# Exercise goal:
The number of lines below holding the string "list" is the only answer wanted.

(Items from an interface collection)
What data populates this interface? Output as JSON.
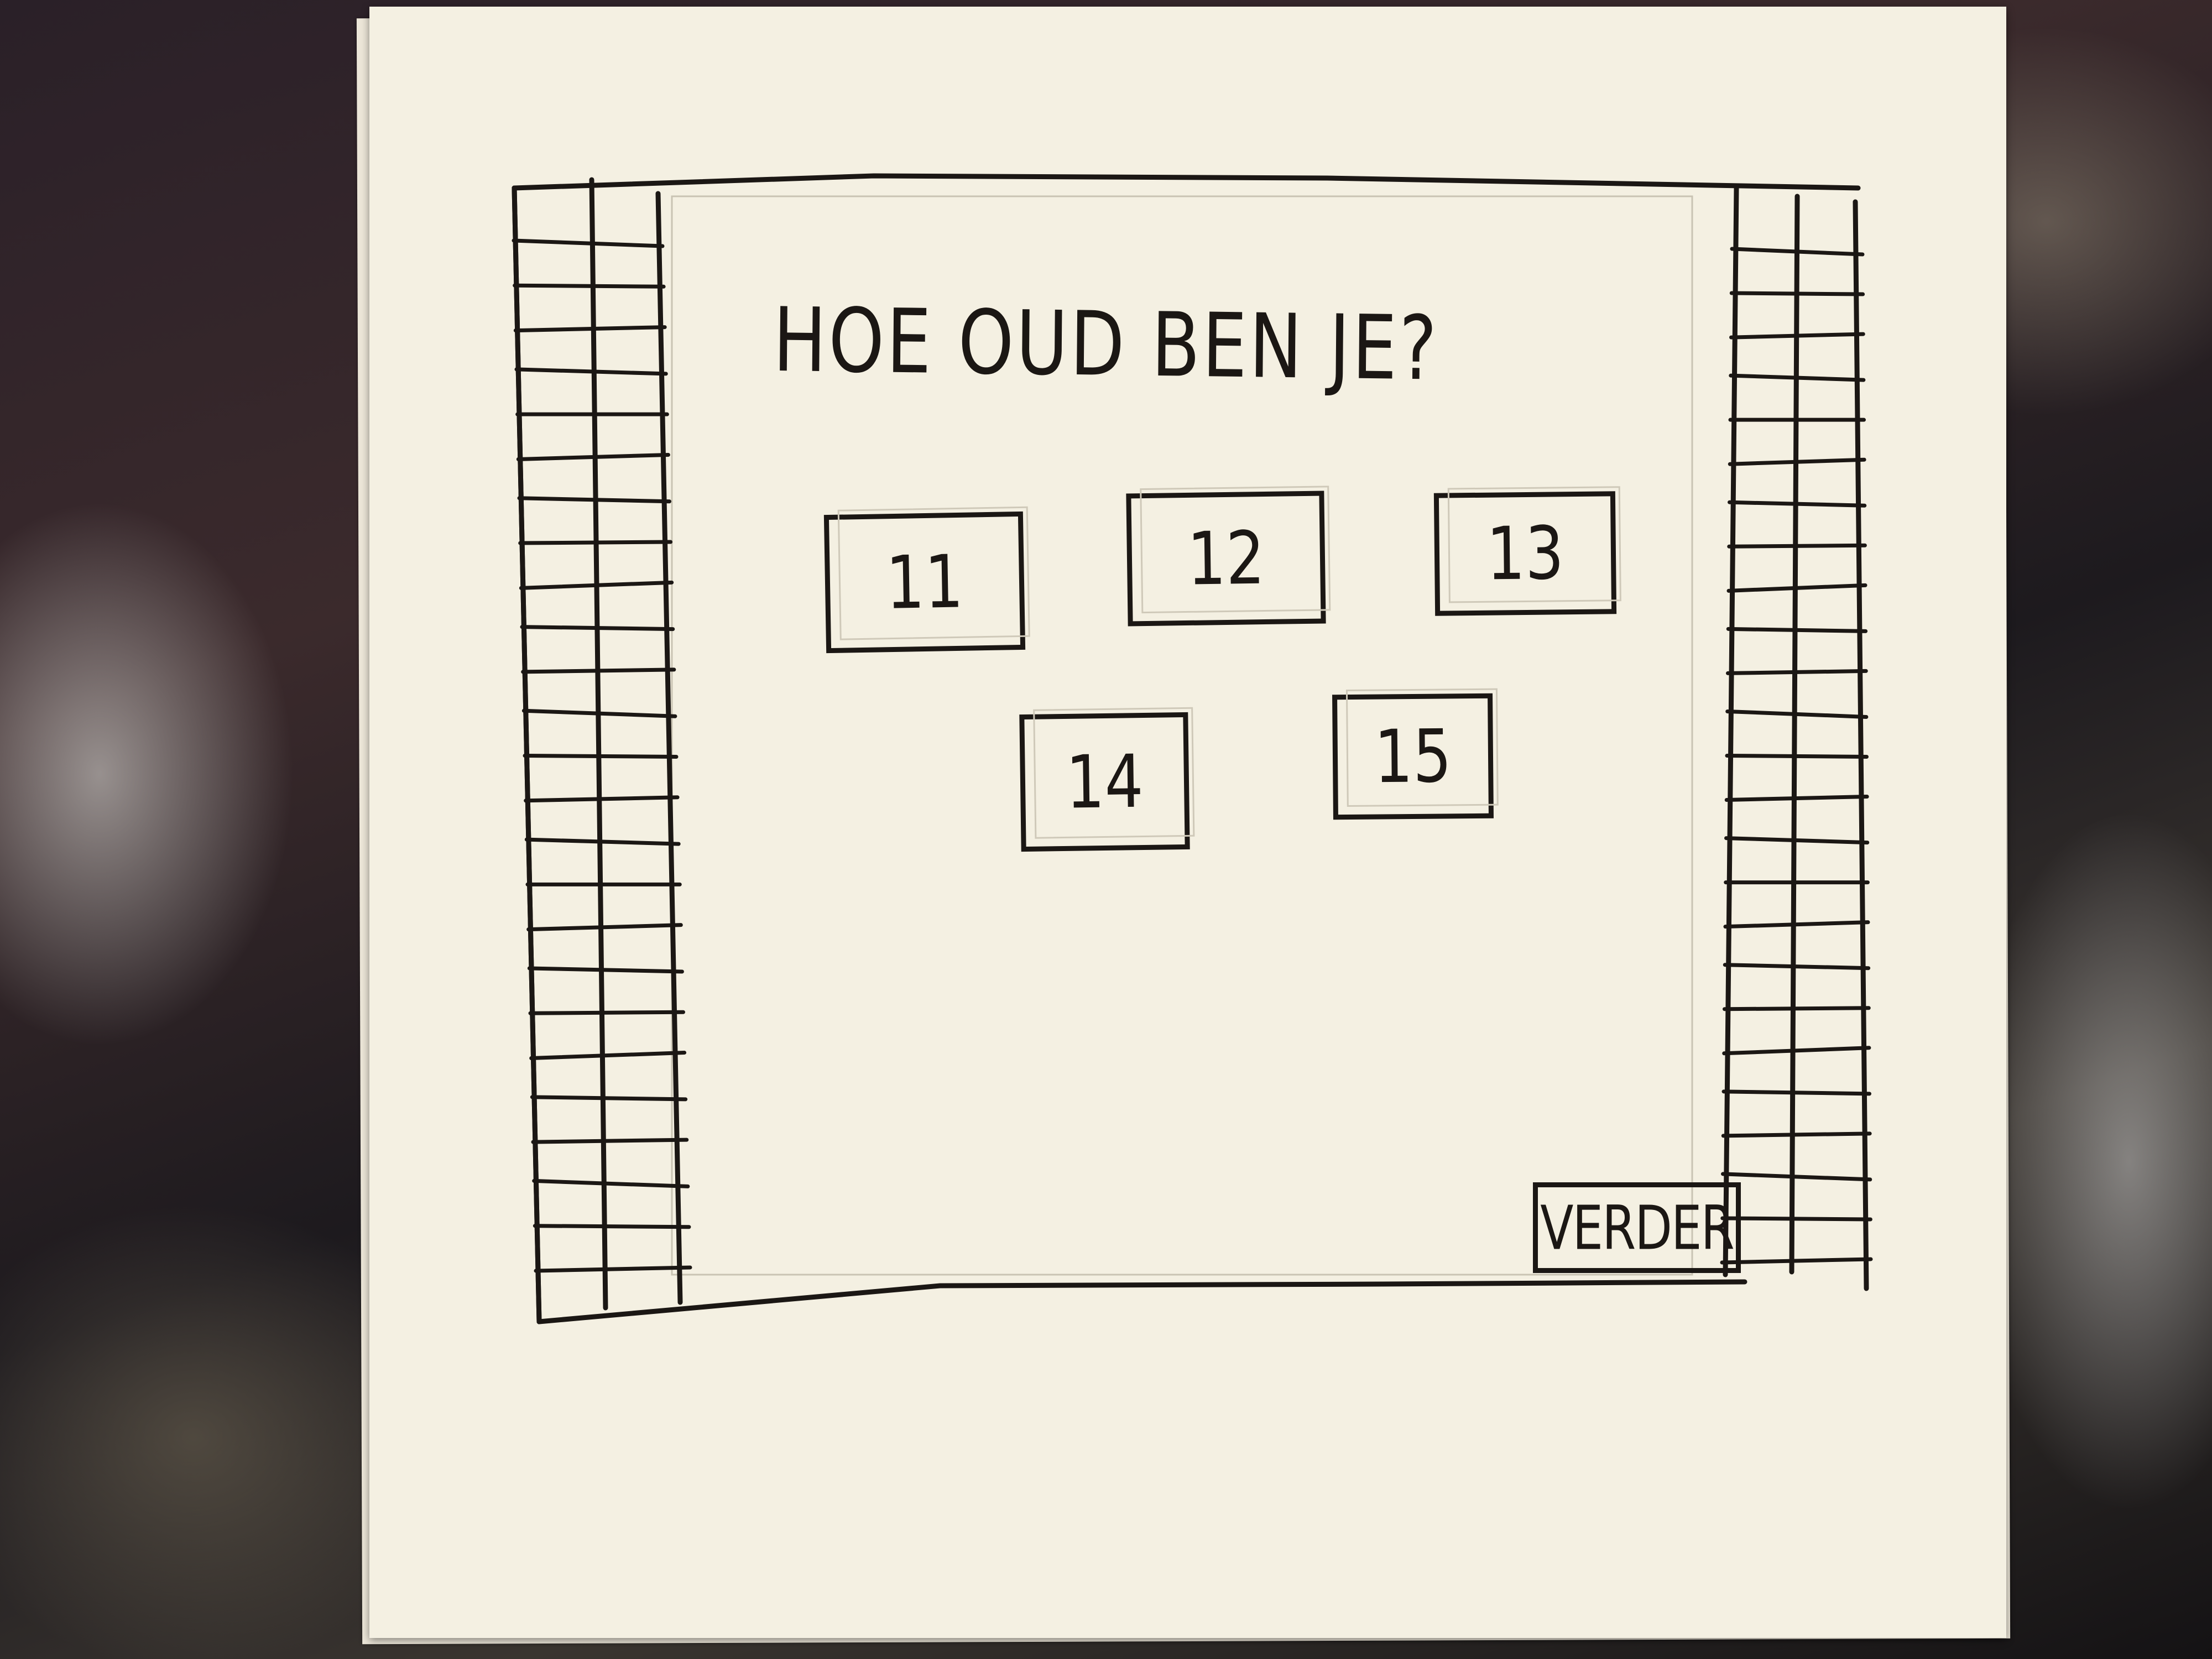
{
  "screen": {
    "question": "HOE OUD BEN JE?",
    "age_options": [
      {
        "label": "11"
      },
      {
        "label": "12"
      },
      {
        "label": "13"
      },
      {
        "label": "14"
      },
      {
        "label": "15"
      }
    ],
    "next_button": "VERDER"
  },
  "colors": {
    "ink": "#1b1714",
    "paper": "#f4f0e2",
    "pencil": "#c9c3b3"
  },
  "icons": {
    "left_panel": "grid-list",
    "right_panel": "grid-list"
  }
}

# Exercise answer:
2